Stored entries
• • • • •
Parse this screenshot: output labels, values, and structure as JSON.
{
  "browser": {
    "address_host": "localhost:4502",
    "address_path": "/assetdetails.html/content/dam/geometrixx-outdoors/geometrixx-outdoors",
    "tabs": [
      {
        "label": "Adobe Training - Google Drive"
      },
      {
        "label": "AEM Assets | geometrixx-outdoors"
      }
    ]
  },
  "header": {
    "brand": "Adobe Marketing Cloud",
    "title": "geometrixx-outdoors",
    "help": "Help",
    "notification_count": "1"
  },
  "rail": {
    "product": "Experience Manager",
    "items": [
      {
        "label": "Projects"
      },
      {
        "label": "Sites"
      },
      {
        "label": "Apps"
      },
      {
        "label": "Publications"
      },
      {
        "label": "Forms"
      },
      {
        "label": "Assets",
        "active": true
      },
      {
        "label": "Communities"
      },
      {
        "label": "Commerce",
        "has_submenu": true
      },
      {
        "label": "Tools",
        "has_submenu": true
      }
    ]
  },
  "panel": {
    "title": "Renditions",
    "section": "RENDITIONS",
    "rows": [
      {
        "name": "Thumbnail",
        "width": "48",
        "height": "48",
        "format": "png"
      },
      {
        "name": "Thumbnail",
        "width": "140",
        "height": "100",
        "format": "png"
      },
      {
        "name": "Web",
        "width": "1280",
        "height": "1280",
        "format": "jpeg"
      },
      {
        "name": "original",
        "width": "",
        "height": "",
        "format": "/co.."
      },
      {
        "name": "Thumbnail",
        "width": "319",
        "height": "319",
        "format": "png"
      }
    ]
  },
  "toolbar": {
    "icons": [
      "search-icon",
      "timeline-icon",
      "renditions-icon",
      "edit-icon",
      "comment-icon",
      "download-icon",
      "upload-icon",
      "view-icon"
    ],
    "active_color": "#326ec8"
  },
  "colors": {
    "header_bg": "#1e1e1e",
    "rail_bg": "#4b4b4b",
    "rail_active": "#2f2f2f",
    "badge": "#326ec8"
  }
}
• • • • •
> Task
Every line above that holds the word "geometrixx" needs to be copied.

> Answer section
    "address_path": "/assetdetails.html/content/dam/geometrixx-outdoors/geometrixx-outdoors",
        "label": "AEM Assets | geometrixx-outdoors"
    "title": "geometrixx-outdoors",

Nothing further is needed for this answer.